* [What the exercise asks] Each line of the data must reappear exactly in your answer, with no images included.

* [Material to process]
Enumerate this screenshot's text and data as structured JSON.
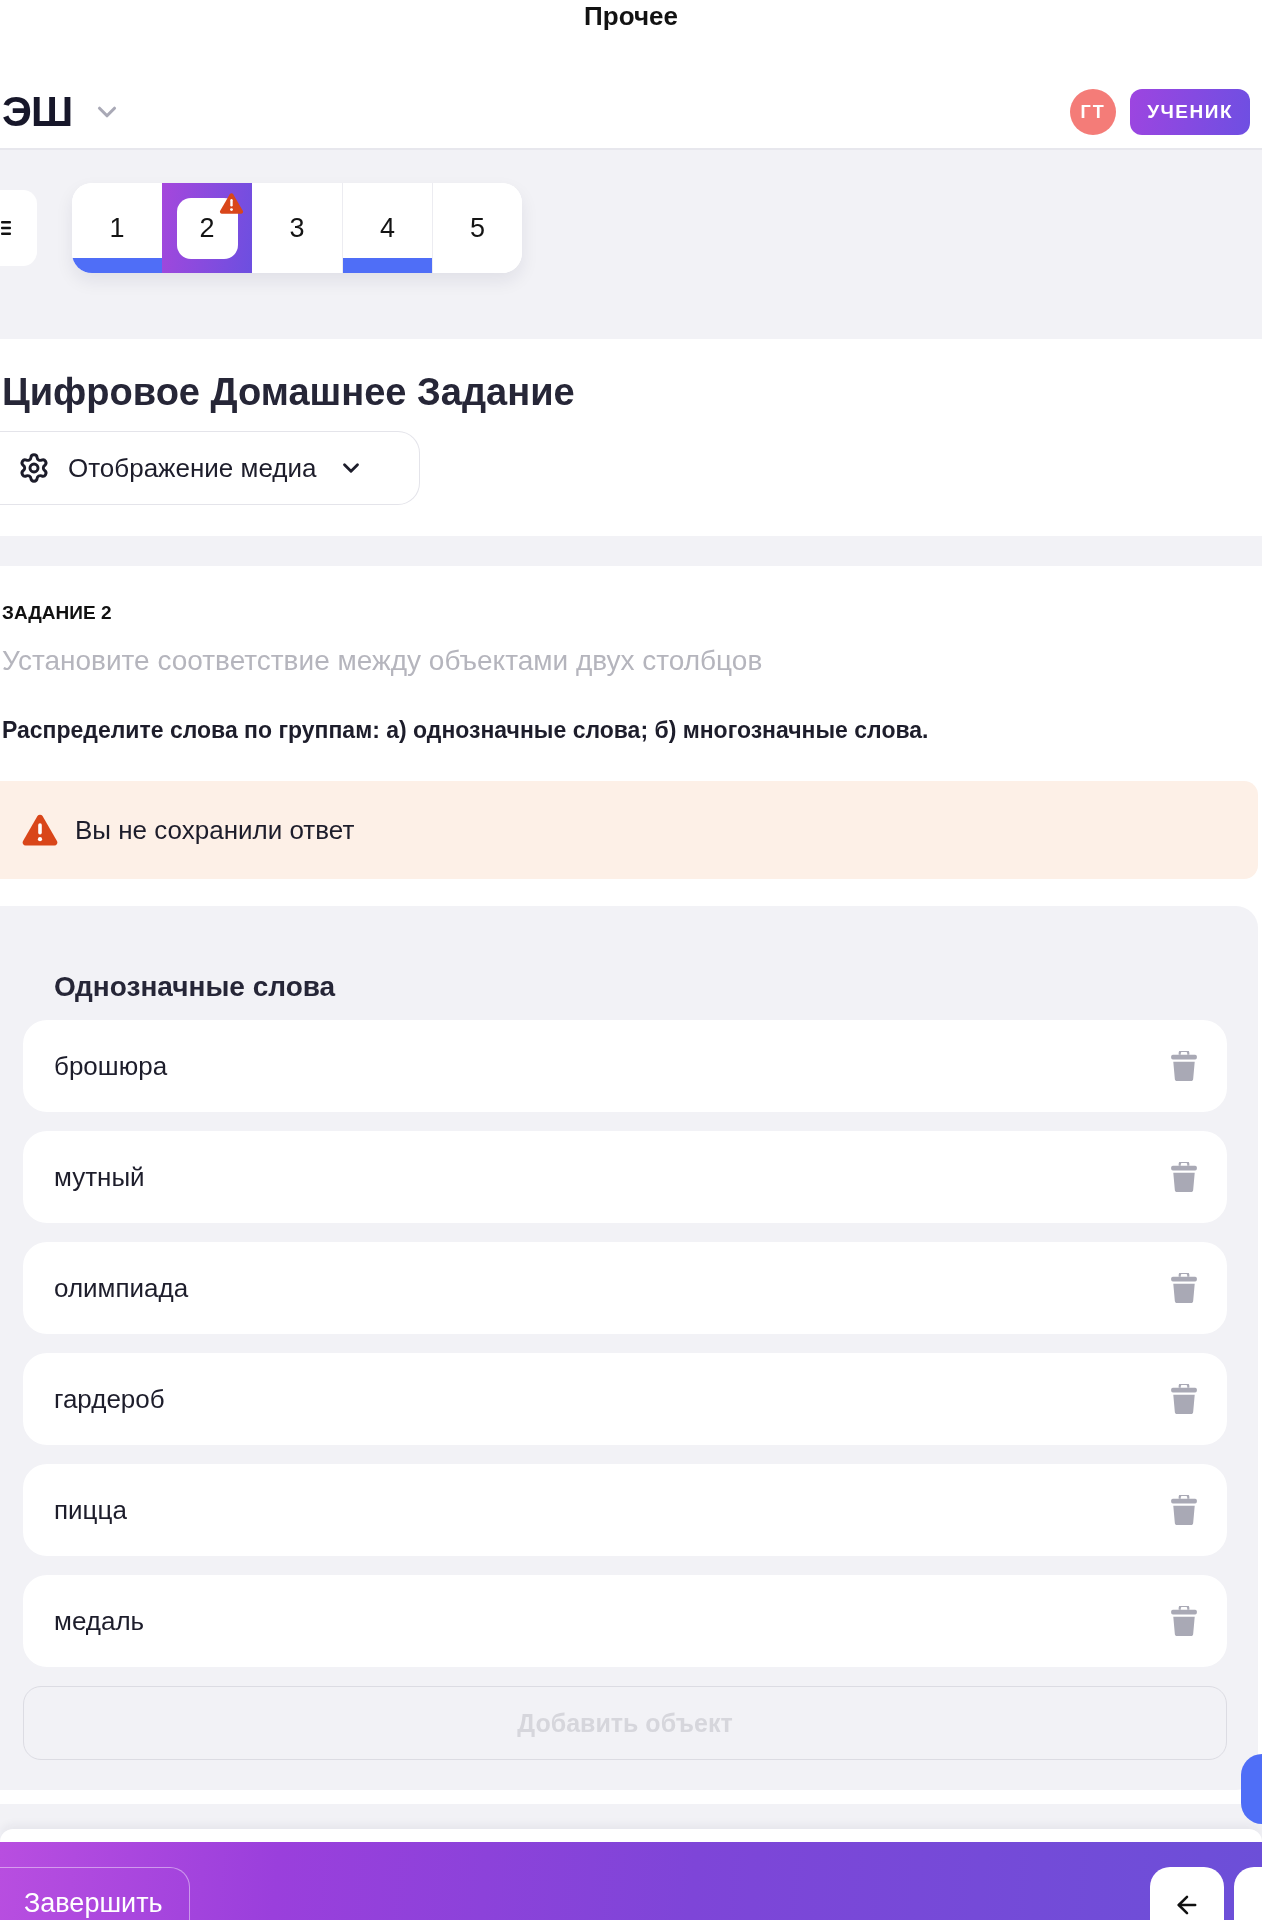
{
  "status_bar": {
    "title": "Прочее"
  },
  "header": {
    "logo": "ЭШ",
    "avatar_initials": "ГТ",
    "role_badge": "УЧЕНИК"
  },
  "task_nav": {
    "tabs": [
      {
        "label": "1",
        "selected": false,
        "answered": true,
        "warning": false
      },
      {
        "label": "2",
        "selected": true,
        "answered": false,
        "warning": true
      },
      {
        "label": "3",
        "selected": false,
        "answered": false,
        "warning": false
      },
      {
        "label": "4",
        "selected": false,
        "answered": true,
        "warning": false
      },
      {
        "label": "5",
        "selected": false,
        "answered": false,
        "warning": false
      }
    ]
  },
  "title_card": {
    "title": "Цифровое Домашнее Задание",
    "media_dropdown": {
      "label": "Отображение медиа",
      "expanded": false
    }
  },
  "task": {
    "number_label": "ЗАДАНИЕ 2",
    "type_hint": "Установите соответствие между объектами двух столбцов",
    "question": "Распределите слова по группам: а) однозначные слова; б) многозначные слова.",
    "warning": "Вы не сохранили ответ",
    "group": {
      "title": "Однозначные слова",
      "items": [
        "брошюра",
        "мутный",
        "олимпиада",
        "гардероб",
        "пицца",
        "медаль"
      ],
      "add_button": {
        "label": "Добавить объект",
        "disabled": true
      }
    }
  },
  "footer": {
    "finish_button": "Завершить"
  }
}
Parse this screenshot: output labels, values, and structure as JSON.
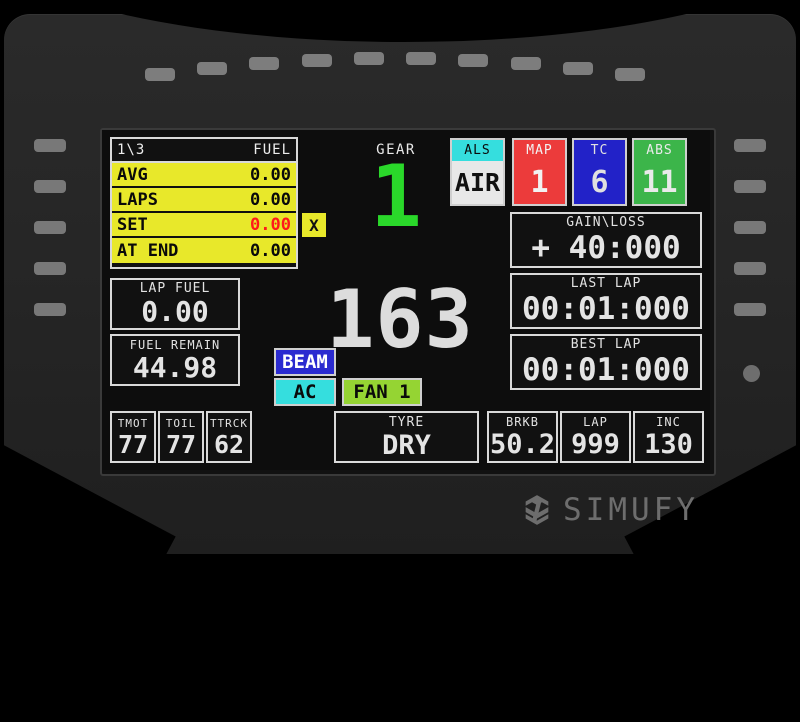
{
  "device": {
    "brand": "SIMUFY",
    "led_count": 10,
    "left_button_count": 5,
    "right_button_count": 5,
    "has_rotary_knob": true
  },
  "screen": {
    "fuel_panel": {
      "page_indicator": "1\\3",
      "title": "FUEL",
      "x_marker": "X",
      "rows": [
        {
          "label": "AVG",
          "value": "0.00",
          "value_color": "#0a0a0a"
        },
        {
          "label": "LAPS",
          "value": "0.00",
          "value_color": "#0a0a0a"
        },
        {
          "label": "SET",
          "value": "0.00",
          "value_color": "#ff1a1a"
        },
        {
          "label": "AT END",
          "value": "0.00",
          "value_color": "#0a0a0a"
        }
      ],
      "background": "#e8e82a"
    },
    "lap_fuel": {
      "label": "LAP FUEL",
      "value": "0.00"
    },
    "fuel_remain": {
      "label": "FUEL REMAIN",
      "value": "44.98"
    },
    "gear": {
      "label": "GEAR",
      "value": "1",
      "color": "#2ad82a"
    },
    "speed": {
      "value": "163"
    },
    "mode_boxes": [
      {
        "label": "ALS",
        "value": "AIR",
        "head_bg": "#35dede",
        "head_fg": "#0a0a0a",
        "body_bg": "#e8e8e8",
        "body_fg": "#111111"
      },
      {
        "label": "MAP",
        "value": "1",
        "head_bg": "#ec3b3b",
        "head_fg": "#f2f2f2",
        "body_bg": "#ec3b3b",
        "body_fg": "#f2f2f2"
      },
      {
        "label": "TC",
        "value": "6",
        "head_bg": "#2222c8",
        "head_fg": "#e0e0e0",
        "body_bg": "#2222c8",
        "body_fg": "#e0e0e0"
      },
      {
        "label": "ABS",
        "value": "11",
        "head_bg": "#3cb54a",
        "head_fg": "#eaeaea",
        "body_bg": "#3cb54a",
        "body_fg": "#eaeaea"
      }
    ],
    "timing": [
      {
        "label": "GAIN\\LOSS",
        "value": "+ 40:000"
      },
      {
        "label": "LAST LAP",
        "value": "00:01:000"
      },
      {
        "label": "BEST LAP",
        "value": "00:01:000"
      }
    ],
    "toggles": [
      {
        "label": "BEAM",
        "bg": "#2a2ad0",
        "fg": "#ffffff"
      },
      {
        "label": "AC",
        "bg": "#35dede",
        "fg": "#0a0a0a"
      },
      {
        "label": "FAN 1",
        "bg": "#95d433",
        "fg": "#0a0a0a"
      }
    ],
    "temps": [
      {
        "label": "TMOT",
        "value": "77"
      },
      {
        "label": "TOIL",
        "value": "77"
      },
      {
        "label": "TTRCK",
        "value": "62"
      }
    ],
    "tyre": {
      "label": "TYRE",
      "value": "DRY"
    },
    "bottom_right": [
      {
        "label": "BRKB",
        "value": "50.2"
      },
      {
        "label": "LAP",
        "value": "999"
      },
      {
        "label": "INC",
        "value": "130"
      }
    ]
  }
}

* [Exercise answer]
Enumerate this screenshot's text and data as structured JSON.
{
  "status_bar": {
    "title": "Прочее"
  },
  "header": {
    "logo": "ЭШ",
    "avatar_initials": "ГТ",
    "role_badge": "УЧЕНИК"
  },
  "task_nav": {
    "tabs": [
      {
        "label": "1",
        "selected": false,
        "answered": true,
        "warning": false
      },
      {
        "label": "2",
        "selected": true,
        "answered": false,
        "warning": true
      },
      {
        "label": "3",
        "selected": false,
        "answered": false,
        "warning": false
      },
      {
        "label": "4",
        "selected": false,
        "answered": true,
        "warning": false
      },
      {
        "label": "5",
        "selected": false,
        "answered": false,
        "warning": false
      }
    ]
  },
  "title_card": {
    "title": "Цифровое Домашнее Задание",
    "media_dropdown": {
      "label": "Отображение медиа",
      "expanded": false
    }
  },
  "task": {
    "number_label": "ЗАДАНИЕ 2",
    "type_hint": "Установите соответствие между объектами двух столбцов",
    "question": "Распределите слова по группам: а) однозначные слова; б) многозначные слова.",
    "warning": "Вы не сохранили ответ",
    "group": {
      "title": "Однозначные слова",
      "items": [
        "брошюра",
        "мутный",
        "олимпиада",
        "гардероб",
        "пицца",
        "медаль"
      ],
      "add_button": {
        "label": "Добавить объект",
        "disabled": true
      }
    }
  },
  "footer": {
    "finish_button": "Завершить"
  }
}
Parse this screenshot: output labels, values, and structure as JSON.
{
  "device": {
    "brand": "SIMUFY",
    "led_count": 10,
    "left_button_count": 5,
    "right_button_count": 5,
    "has_rotary_knob": true
  },
  "screen": {
    "fuel_panel": {
      "page_indicator": "1\\3",
      "title": "FUEL",
      "x_marker": "X",
      "rows": [
        {
          "label": "AVG",
          "value": "0.00",
          "value_color": "#0a0a0a"
        },
        {
          "label": "LAPS",
          "value": "0.00",
          "value_color": "#0a0a0a"
        },
        {
          "label": "SET",
          "value": "0.00",
          "value_color": "#ff1a1a"
        },
        {
          "label": "AT END",
          "value": "0.00",
          "value_color": "#0a0a0a"
        }
      ],
      "background": "#e8e82a"
    },
    "lap_fuel": {
      "label": "LAP FUEL",
      "value": "0.00"
    },
    "fuel_remain": {
      "label": "FUEL REMAIN",
      "value": "44.98"
    },
    "gear": {
      "label": "GEAR",
      "value": "1",
      "color": "#2ad82a"
    },
    "speed": {
      "value": "163"
    },
    "mode_boxes": [
      {
        "label": "ALS",
        "value": "AIR",
        "head_bg": "#35dede",
        "head_fg": "#0a0a0a",
        "body_bg": "#e8e8e8",
        "body_fg": "#111111"
      },
      {
        "label": "MAP",
        "value": "1",
        "head_bg": "#ec3b3b",
        "head_fg": "#f2f2f2",
        "body_bg": "#ec3b3b",
        "body_fg": "#f2f2f2"
      },
      {
        "label": "TC",
        "value": "6",
        "head_bg": "#2222c8",
        "head_fg": "#e0e0e0",
        "body_bg": "#2222c8",
        "body_fg": "#e0e0e0"
      },
      {
        "label": "ABS",
        "value": "11",
        "head_bg": "#3cb54a",
        "head_fg": "#eaeaea",
        "body_bg": "#3cb54a",
        "body_fg": "#eaeaea"
      }
    ],
    "timing": [
      {
        "label": "GAIN\\LOSS",
        "value": "+ 40:000"
      },
      {
        "label": "LAST LAP",
        "value": "00:01:000"
      },
      {
        "label": "BEST LAP",
        "value": "00:01:000"
      }
    ],
    "toggles": [
      {
        "label": "BEAM",
        "bg": "#2a2ad0",
        "fg": "#ffffff"
      },
      {
        "label": "AC",
        "bg": "#35dede",
        "fg": "#0a0a0a"
      },
      {
        "label": "FAN 1",
        "bg": "#95d433",
        "fg": "#0a0a0a"
      }
    ],
    "temps": [
      {
        "label": "TMOT",
        "value": "77"
      },
      {
        "label": "TOIL",
        "value": "77"
      },
      {
        "label": "TTRCK",
        "value": "62"
      }
    ],
    "tyre": {
      "label": "TYRE",
      "value": "DRY"
    },
    "bottom_right": [
      {
        "label": "BRKB",
        "value": "50.2"
      },
      {
        "label": "LAP",
        "value": "999"
      },
      {
        "label": "INC",
        "value": "130"
      }
    ]
  }
}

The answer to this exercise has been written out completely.